The letter welcomed the Department of Health and Children’s announcement of a 10-year plan for suicide prevention in the Republic of Ireland.
“Like the work of the suicide taskforce in the Six Counties, the real impact of this announcement will be measured by implementation and its effect on local communities,” the party’s five MPs, five TDs and two MEPs wrote.
“Meanwhile, in the Six Counties, the Department of Health is committed to producing a strategy position in the next two months.
“Sinn Féin believes that suicide prevention must be promoted in an integrated, holistic strategy which is resourced and implemented as one across the 32 Counties.
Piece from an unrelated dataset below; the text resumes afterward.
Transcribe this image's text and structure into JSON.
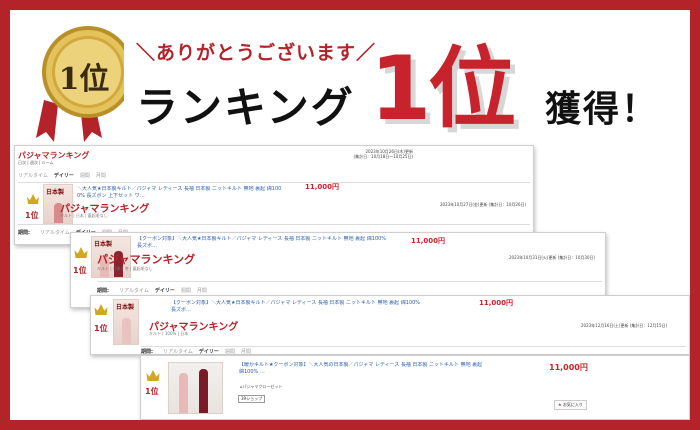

“No political or legal obstacle should be put in the way of all-Ireland action on suicide prevention.”
Almost 500 lives are claimed on average in the Republic each year by suicide, with men under 35 years accounting for around 40% of all suicide deaths.
North of the border, it is estimated another 150 people take their lives each year.
Earlier this week, Tanaiste and Health Minister Mary Harney announced State agencies and interest groups would be involved in a 10-year suicide prevention plan to lower the death rate.
Mary Harney said the national strategy would target the general population as well as specific groups such as young men, prisoners and unemployed people.
Last month Northern Ireland Office Health Minister Shaun Woodward urged the North's taskforce at a conference in Belfast to consider a survey of people affected by suicide which could inform future policy decisions.
Sinn Féin said while suicide was a global problem, the increase in suicide levels throughout the island of Ireland had been higher than in most countries in Europe.
“Many of those campaigning for strategic action on suicide prevention have in the past justifiably criticised the lack of urgency shown by Health Departments in Belfast and Dublin,” Mr Adams and his colleagues said.
“In recent months, announcements have been made by both administrations which suggest a changing attitude at government level, forced upon them by the survivors, families and campaigning groups.
“Whilst we welcome statements of intent, the real test for both governments will be in delivering on their commitments.”
Meanwhile a young unionist welcomed the launch of a new Internet lobbying campaign by Northern Ireland’s Commissioner for Children and Young People, Nigel Williams urging action from the minister.
Kenny Donaldson said the ‘Message for the Minister’ campaign on the commission’s website would help raise awareness.
“Suicide as a term has in the past invoked silence, people have preferred not to speak of its causes openly,” the Newry and Armagh UUP member said.
“Sadly many families and indeed society at large know what its effects are.
“The task for government and wider society is to have the issue, its causes and effects discussed openly.”